We were lucky to do the first half of it in the first few weeks of filming, so we all got very comfortable with each other. Weirdly, we filmed the end after that and then the middle last, so it was a bit of a strange way of going about it.

It does go to some wild places, but it is grounded in the reality of modern dating and dating apps. Did you pull on any experience from either yourself or friends when it came to that side of Noa and being frustrated with this world?

I think Fresh does touch upon contemporary dating and the disposability of it too. How we swipe left on each other like we’re shopping for something.

And that feeling of being stuck in a rut when it comes to meeting people and how difficult it is to balance letting your guard down and being open to meeting people, but also the general anxiety that comes with that too. Are they gonna be kind? Are they safe? Are they a good person? Just having to trust your instincts on that.

Luckily, I didn’t have to draw from much of my own experience, but reading into dating apps and dating culture was definitely helpful to prep for it.

As you say, Fresh does span different genres and feels like a different film at times. Was it tricky to make sure Noa felt like the same character throughout?

I think that was something we were really keen to do, trying to ground it as much as we could where possible so that you earned those moments of surrealism and levity.

I think with Noa, there was one point in the film where I do want you to feel ambiguous about where she’s feeling and I think that was really fun to play.
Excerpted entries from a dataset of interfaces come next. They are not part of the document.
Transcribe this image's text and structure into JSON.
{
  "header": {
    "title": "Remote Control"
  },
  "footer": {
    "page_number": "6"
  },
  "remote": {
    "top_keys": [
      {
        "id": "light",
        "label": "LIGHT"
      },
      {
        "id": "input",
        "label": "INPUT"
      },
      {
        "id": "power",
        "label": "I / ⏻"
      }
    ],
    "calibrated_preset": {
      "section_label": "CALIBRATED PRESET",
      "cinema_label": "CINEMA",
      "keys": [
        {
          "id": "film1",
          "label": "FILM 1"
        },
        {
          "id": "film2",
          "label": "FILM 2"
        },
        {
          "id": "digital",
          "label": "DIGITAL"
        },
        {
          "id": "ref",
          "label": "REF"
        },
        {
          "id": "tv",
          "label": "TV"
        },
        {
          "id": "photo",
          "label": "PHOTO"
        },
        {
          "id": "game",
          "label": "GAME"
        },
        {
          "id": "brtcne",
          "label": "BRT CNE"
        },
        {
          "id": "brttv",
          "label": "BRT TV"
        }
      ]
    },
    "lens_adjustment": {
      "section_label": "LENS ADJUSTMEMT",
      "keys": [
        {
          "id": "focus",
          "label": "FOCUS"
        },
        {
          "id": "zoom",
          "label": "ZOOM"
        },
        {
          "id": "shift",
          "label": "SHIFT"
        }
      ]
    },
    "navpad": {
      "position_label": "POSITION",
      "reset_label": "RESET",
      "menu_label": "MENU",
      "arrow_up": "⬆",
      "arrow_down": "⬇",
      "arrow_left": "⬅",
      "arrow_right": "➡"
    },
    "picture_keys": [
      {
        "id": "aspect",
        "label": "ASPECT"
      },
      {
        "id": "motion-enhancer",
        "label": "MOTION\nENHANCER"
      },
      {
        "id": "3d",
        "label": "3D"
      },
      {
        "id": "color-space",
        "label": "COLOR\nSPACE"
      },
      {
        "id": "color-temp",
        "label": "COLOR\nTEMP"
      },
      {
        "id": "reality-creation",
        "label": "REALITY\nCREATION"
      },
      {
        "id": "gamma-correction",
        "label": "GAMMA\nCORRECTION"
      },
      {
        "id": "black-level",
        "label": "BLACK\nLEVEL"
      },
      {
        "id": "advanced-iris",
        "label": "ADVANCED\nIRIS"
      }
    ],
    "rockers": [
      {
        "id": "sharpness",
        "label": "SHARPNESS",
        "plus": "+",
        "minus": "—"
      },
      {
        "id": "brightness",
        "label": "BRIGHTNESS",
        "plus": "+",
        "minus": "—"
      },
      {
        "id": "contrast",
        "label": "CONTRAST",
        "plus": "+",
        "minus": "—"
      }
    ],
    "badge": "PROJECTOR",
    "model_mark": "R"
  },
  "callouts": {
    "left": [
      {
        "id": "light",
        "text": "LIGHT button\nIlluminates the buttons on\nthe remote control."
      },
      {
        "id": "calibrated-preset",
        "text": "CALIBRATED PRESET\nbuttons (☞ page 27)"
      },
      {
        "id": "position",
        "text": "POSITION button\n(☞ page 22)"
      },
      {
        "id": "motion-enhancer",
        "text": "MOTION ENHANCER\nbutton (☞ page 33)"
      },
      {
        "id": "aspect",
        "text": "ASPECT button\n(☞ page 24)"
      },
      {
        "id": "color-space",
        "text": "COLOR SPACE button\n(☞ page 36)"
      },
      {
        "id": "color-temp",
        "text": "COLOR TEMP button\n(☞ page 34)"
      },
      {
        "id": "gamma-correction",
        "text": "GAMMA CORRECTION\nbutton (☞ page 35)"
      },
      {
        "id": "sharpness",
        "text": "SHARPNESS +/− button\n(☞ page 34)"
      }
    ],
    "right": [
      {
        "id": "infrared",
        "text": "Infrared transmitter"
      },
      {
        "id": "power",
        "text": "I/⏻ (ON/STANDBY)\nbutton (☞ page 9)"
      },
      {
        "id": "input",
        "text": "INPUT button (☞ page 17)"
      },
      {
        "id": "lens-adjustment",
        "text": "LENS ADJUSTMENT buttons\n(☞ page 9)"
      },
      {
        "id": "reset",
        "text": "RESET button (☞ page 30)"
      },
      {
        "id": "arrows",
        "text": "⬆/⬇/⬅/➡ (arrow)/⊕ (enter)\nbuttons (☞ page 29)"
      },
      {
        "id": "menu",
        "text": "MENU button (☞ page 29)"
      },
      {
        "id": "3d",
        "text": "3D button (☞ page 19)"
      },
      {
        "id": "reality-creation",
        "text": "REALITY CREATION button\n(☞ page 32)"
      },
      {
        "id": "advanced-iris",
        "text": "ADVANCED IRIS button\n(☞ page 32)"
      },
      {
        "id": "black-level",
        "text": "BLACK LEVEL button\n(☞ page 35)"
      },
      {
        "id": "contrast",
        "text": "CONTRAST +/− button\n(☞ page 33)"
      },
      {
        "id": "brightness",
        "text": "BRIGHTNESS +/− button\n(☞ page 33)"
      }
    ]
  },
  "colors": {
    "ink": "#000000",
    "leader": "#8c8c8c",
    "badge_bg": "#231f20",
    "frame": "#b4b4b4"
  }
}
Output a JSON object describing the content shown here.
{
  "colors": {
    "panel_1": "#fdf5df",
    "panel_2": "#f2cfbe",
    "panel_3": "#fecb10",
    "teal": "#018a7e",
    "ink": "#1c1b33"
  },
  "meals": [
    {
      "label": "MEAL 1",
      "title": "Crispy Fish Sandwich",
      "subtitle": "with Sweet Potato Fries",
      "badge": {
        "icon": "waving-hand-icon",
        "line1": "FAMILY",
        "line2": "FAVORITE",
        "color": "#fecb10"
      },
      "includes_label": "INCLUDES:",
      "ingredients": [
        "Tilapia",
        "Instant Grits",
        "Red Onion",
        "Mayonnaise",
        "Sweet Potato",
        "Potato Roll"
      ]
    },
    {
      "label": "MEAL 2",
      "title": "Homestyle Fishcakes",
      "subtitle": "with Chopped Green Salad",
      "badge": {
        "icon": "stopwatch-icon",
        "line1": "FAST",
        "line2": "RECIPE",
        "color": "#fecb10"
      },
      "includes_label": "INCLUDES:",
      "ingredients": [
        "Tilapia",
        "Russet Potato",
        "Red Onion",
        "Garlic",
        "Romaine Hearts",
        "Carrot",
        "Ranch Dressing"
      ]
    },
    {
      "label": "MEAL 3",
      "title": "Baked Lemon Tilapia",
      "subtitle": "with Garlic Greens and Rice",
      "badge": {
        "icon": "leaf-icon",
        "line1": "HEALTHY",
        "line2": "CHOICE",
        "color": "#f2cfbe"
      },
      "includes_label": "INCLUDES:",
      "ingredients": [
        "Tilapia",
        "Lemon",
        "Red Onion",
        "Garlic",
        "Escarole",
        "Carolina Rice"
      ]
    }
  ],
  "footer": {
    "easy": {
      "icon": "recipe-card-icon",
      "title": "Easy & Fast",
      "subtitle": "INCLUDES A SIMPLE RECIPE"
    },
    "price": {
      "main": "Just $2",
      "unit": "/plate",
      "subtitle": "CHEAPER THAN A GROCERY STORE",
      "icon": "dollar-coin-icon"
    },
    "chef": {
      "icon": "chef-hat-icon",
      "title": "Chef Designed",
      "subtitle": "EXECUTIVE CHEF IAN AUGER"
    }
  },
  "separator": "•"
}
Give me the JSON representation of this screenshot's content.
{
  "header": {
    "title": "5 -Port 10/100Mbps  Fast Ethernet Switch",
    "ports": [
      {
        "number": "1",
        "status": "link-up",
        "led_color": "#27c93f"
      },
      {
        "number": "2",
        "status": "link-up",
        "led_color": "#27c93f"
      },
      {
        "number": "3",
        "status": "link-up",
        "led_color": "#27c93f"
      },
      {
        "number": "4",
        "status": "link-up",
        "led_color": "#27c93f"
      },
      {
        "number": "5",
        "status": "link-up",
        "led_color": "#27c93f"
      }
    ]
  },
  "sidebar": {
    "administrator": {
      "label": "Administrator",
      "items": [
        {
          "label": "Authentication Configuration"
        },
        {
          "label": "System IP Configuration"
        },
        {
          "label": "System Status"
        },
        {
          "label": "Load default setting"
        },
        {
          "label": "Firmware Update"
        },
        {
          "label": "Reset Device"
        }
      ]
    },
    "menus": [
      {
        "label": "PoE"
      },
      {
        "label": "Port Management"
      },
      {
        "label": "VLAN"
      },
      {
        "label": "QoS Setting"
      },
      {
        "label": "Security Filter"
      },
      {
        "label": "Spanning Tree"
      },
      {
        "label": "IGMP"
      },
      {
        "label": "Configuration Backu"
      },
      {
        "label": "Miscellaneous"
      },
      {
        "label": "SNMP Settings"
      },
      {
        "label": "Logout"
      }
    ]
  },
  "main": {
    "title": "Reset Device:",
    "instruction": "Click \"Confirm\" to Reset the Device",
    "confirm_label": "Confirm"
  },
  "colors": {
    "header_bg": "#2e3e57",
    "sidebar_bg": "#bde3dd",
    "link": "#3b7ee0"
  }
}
What’s cool about that character is that she didn’t know that she had a strength within herself until that experience brought it out.

Obviously it’s not fun to think about if you were in that situation, but it’s fun to wonder how you would cope and how you would react.

As well as where this plot goes, the one thing that people are going to be talking about online is your dance scenes with Sebastian Stan. How was that on set? Did you and Sebastian groove away or was there choreography?

There was choreography. Our director Mimi used to be a dancer so she’s an incredible dancer and she had a really clear idea of how she wanted the last dance in the film to play out.

The one at the start is very much improv, it’s just Sebastian and I mucking around and that sadly is how I dance. I wish I danced in a more cool, synchronised way. Those dance sequences were so fun and I hope Sebastian and I have an opportunity to whip them out in a party and no-one knows what’s coming.

Normal People was huge and it’s lovely to be associated with, but is it quite nice now to show these different sides of you and expand beyond Normal People?

I’m really excited. Noa feels like a very different character to Marianne. Most of my work prior to Normal People was in small guest roles in comedy series, so comedy is something I enjoy acting in.

Fresh has a lot of humour and wit in it which I really enjoyed being able to get back to. I’m really excited for people to see the new work and as an actor, it’s so fun to really change and transform. The hope is that I brought something different to each character.